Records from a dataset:
....

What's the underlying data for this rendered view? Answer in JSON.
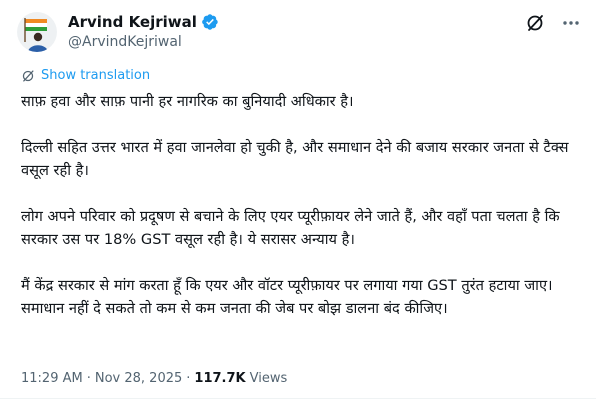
{
  "author": {
    "display_name": "Arvind Kejriwal",
    "handle": "@ArvindKejriwal",
    "verified": true
  },
  "actions": {
    "grok_icon": "slash-circle-icon",
    "more_icon": "more-horizontal-icon"
  },
  "translate": {
    "label": "Show translation"
  },
  "tweet": {
    "paragraphs": [
      "साफ़ हवा और साफ़ पानी हर नागरिक का बुनियादी अधिकार है।",
      "दिल्ली सहित उत्तर भारत में हवा जानलेवा हो चुकी है, और समाधान देने की बजाय सरकार जनता से टैक्स वसूल रही है।",
      "लोग अपने परिवार को प्रदूषण से बचाने के लिए एयर प्यूरीफ़ायर लेने जाते हैं, और वहाँ पता चलता है कि सरकार उस पर 18% GST वसूल रही है। ये सरासर अन्याय है।",
      "मैं केंद्र सरकार से मांग करता हूँ कि एयर और वॉटर प्यूरीफ़ायर पर लगाया गया GST तुरंत हटाया जाए। समाधान नहीं दे सकते तो कम से कम जनता की जेब पर बोझ डालना बंद कीजिए।"
    ]
  },
  "meta": {
    "time": "11:29 AM",
    "separator": "·",
    "date": "Nov 28, 2025",
    "views_count": "117.7K",
    "views_label": "Views"
  },
  "colors": {
    "text": "#0f1419",
    "secondary": "#536471",
    "accent": "#1d9bf0"
  }
}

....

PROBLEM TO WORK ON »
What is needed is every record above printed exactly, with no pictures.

TASK OUTPUT »
What's the underlying data for this rendered view? Answer in JSON.
{
  "author": {
    "display_name": "Arvind Kejriwal",
    "handle": "@ArvindKejriwal",
    "verified": true
  },
  "actions": {
    "grok_icon": "slash-circle-icon",
    "more_icon": "more-horizontal-icon"
  },
  "translate": {
    "label": "Show translation"
  },
  "tweet": {
    "paragraphs": [
      "साफ़ हवा और साफ़ पानी हर नागरिक का बुनियादी अधिकार है।",
      "दिल्ली सहित उत्तर भारत में हवा जानलेवा हो चुकी है, और समाधान देने की बजाय सरकार जनता से टैक्स वसूल रही है।",
      "लोग अपने परिवार को प्रदूषण से बचाने के लिए एयर प्यूरीफ़ायर लेने जाते हैं, और वहाँ पता चलता है कि सरकार उस पर 18% GST वसूल रही है। ये सरासर अन्याय है।",
      "मैं केंद्र सरकार से मांग करता हूँ कि एयर और वॉटर प्यूरीफ़ायर पर लगाया गया GST तुरंत हटाया जाए। समाधान नहीं दे सकते तो कम से कम जनता की जेब पर बोझ डालना बंद कीजिए।"
    ]
  },
  "meta": {
    "time": "11:29 AM",
    "separator": "·",
    "date": "Nov 28, 2025",
    "views_count": "117.7K",
    "views_label": "Views"
  },
  "colors": {
    "text": "#0f1419",
    "secondary": "#536471",
    "accent": "#1d9bf0"
  }
}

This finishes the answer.